Over the last several years in the US, major power outages have occurred due to serious weather activity affecting residents and travelers alike. In many cases, cell phones became “life-lines” for travelers needing rescue and medical assistance during the power outages despite some cellular service interruption, but only if the traveler’s cell phone had a charged battery. Ned Levi discusses methods you can use to keep you phone charged while traveling during a power outage.
Amsterdam will not ban tourists from its marijuana coffee houses. Delta is getting dinged for breaking promises to Congress about service in the wake of their merger with Northwest Airlines.

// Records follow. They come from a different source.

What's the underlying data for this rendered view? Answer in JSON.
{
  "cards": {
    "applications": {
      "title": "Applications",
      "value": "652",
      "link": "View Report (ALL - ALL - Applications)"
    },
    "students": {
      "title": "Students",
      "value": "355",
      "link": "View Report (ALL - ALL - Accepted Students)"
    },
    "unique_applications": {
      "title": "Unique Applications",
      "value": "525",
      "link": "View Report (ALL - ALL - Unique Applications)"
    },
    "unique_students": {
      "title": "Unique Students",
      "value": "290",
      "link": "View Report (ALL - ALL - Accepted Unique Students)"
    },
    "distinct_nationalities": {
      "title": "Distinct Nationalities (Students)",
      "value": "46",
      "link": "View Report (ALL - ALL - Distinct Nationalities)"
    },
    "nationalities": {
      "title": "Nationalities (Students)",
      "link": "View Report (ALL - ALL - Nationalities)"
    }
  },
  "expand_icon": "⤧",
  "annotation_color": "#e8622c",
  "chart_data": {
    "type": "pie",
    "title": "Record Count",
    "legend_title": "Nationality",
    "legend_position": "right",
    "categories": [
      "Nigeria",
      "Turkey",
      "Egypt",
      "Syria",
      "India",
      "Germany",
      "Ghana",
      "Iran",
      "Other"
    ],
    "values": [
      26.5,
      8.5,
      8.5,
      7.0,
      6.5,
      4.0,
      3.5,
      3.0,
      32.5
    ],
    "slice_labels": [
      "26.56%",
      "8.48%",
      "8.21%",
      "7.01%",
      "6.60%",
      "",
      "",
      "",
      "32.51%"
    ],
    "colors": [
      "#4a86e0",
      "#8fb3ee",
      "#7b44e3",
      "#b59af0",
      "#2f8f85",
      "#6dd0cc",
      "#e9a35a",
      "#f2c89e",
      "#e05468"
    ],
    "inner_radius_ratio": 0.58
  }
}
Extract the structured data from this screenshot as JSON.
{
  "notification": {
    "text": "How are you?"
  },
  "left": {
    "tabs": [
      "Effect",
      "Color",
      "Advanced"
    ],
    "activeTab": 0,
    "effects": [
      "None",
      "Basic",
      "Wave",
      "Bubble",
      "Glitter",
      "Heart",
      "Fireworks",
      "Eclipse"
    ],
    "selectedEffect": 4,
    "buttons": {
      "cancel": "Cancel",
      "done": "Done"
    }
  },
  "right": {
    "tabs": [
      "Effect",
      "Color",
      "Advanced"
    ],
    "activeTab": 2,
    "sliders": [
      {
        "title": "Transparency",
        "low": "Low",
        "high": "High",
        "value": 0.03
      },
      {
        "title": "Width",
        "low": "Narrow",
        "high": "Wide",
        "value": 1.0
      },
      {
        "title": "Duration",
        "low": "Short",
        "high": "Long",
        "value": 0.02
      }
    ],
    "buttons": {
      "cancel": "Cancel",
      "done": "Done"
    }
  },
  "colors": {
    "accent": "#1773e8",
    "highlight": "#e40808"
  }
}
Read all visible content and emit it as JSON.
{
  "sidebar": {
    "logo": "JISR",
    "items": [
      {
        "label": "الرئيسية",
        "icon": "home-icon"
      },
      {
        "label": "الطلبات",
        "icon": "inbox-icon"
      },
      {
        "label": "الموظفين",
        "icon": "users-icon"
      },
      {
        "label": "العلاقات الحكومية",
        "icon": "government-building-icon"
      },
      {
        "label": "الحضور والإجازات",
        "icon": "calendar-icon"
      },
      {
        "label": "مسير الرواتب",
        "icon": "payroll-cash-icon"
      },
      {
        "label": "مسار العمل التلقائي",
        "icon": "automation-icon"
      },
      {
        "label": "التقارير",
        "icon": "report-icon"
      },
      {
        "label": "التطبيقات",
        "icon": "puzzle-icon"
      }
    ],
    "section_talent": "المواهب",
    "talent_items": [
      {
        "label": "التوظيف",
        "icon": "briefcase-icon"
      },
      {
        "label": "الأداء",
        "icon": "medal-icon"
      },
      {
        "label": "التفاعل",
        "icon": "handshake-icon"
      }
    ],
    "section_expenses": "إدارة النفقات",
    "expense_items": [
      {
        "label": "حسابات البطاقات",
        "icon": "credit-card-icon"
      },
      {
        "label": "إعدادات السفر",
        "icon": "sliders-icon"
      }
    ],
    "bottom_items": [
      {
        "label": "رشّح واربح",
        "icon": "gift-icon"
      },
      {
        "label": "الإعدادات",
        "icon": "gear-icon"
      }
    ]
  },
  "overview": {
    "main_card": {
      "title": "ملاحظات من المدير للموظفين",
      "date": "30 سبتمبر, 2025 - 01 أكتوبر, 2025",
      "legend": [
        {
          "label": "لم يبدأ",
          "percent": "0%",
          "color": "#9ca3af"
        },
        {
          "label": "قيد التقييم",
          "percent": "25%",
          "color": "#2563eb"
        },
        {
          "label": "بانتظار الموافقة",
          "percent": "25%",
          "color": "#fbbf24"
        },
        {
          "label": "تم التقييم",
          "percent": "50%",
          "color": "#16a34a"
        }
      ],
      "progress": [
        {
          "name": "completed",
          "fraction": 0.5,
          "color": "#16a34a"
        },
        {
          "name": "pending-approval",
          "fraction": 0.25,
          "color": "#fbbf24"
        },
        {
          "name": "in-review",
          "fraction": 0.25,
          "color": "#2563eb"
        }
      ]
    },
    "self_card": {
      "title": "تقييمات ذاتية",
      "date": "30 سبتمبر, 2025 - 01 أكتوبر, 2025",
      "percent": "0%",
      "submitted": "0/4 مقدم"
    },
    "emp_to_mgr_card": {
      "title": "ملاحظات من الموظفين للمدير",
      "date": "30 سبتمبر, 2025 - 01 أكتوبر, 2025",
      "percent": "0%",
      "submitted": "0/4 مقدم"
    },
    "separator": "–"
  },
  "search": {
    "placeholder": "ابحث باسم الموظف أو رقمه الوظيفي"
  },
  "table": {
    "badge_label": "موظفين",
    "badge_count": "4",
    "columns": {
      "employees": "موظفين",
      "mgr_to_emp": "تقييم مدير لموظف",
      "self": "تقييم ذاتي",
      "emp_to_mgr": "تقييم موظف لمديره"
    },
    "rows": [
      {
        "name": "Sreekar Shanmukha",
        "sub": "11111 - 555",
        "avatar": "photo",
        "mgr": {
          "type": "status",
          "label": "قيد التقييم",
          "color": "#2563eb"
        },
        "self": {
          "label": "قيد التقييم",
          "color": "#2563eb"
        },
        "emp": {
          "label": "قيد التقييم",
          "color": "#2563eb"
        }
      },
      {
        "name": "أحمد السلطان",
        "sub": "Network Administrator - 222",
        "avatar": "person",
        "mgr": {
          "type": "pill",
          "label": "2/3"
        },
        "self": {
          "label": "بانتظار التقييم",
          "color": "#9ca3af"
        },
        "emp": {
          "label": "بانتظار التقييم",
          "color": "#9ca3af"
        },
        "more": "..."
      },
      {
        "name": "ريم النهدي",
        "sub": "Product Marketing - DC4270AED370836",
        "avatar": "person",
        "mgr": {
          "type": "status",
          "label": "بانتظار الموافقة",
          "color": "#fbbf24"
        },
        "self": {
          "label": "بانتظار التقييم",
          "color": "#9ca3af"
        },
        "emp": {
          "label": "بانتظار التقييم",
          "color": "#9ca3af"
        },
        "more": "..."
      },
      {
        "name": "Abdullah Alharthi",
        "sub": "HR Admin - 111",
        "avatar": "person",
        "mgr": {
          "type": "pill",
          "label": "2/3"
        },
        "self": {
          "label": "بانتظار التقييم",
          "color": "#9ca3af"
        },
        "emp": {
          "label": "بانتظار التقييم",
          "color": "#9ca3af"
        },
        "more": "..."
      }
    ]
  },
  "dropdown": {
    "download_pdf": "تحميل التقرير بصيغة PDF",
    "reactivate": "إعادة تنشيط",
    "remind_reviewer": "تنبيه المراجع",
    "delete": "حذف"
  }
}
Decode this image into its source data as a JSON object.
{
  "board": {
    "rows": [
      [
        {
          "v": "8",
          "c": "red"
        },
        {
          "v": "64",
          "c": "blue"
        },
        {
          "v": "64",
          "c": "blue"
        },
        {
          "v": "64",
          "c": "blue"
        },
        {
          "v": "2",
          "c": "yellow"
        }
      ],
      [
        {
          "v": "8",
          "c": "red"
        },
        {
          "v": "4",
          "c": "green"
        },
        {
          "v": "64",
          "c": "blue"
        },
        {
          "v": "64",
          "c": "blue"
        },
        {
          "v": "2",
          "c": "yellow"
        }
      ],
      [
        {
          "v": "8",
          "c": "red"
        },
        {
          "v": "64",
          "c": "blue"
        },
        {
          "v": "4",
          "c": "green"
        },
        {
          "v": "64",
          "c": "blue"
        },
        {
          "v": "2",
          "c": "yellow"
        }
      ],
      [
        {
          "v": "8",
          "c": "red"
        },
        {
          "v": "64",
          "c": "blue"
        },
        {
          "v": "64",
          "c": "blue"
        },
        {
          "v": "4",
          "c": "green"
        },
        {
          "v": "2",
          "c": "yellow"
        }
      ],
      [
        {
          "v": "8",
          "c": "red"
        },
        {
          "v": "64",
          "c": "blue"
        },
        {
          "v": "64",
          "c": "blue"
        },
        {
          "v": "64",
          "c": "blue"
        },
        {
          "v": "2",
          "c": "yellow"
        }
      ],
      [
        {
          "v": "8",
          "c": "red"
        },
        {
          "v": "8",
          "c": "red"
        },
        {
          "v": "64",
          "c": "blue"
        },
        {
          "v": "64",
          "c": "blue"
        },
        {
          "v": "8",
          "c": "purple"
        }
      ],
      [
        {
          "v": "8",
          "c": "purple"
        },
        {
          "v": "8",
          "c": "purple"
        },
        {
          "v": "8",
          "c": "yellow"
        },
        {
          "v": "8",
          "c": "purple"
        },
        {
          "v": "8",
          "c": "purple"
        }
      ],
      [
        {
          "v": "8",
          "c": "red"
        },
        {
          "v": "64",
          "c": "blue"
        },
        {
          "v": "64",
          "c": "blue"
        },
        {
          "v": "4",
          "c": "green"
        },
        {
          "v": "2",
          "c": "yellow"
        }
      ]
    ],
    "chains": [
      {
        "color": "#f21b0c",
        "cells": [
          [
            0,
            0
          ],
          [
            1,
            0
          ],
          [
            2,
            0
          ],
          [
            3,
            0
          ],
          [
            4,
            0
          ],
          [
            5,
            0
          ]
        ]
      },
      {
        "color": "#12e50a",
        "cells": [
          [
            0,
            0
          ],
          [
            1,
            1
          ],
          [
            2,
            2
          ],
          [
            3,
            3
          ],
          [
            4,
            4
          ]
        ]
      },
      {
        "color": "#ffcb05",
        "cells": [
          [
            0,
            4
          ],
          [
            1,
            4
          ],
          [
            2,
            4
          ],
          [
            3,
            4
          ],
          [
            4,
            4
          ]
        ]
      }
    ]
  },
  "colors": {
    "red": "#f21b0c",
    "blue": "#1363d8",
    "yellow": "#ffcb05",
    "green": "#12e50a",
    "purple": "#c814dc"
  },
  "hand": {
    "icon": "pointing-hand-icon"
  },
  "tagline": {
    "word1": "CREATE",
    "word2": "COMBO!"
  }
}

And, airlines bounce back from their Hurricane Sandy whack.
This weekend we read about a new Disney resort in Hawaii, a man caught with snakes in his pants and we find the airplanes that disappeared from JFK as the hurricane rolled up the eastern coast.
This is Part 3 of Laura’s treatise on dealing with disasters. In this segment she focuses on natural disasters with tips on surviving hurricanes, tornadoes, earthquakes or tsunami.
Kristin Budden’s hotel promises her a refund for her nonrefundable hotel room after a hurricane strikes. But months later, there’s no sign of the money and the hotel has gone into radio silence. Should she kiss the money goodbye?
Kristin Luna reserves a car in Austin, Texas but when she checks in, her car rental company is out of vehicles. She’s free to rent from another company, but will have to pay an extra $245. Shouldn’t her car rental company or travel agent help her?
As yet another hurricane bears down on us, Gulf states residents are once again deciding whether or not to evacuate their homes. I have a feeling that by the end of the week, we’ll once more see news footage of people packing their cars and hitting the road.
With the hurricane season in full swing, MSNBC has debuted the Hurricane Tracker just in time to follow Ike. It’s one of two new applications that follow tropical storms and hurricanes.
There is still no electricity in many of the surrounding parishes. New Orleans itself has patches where electricity is online, although crews are still working to clear debris from roadways and restore more power to customers. Storms and tornados are passing through. The danger has changed from the hurricane to its aftermath.
By the time it got to Mandeville, La., where I had evacuated to from New Orleans, Hurricane Gustav was nothing more than a powerful thunderstorm. The wind was gusty and a couple of trees fell. But it was certainly nothing worthy of hiding out in a hallway or needing to take cover.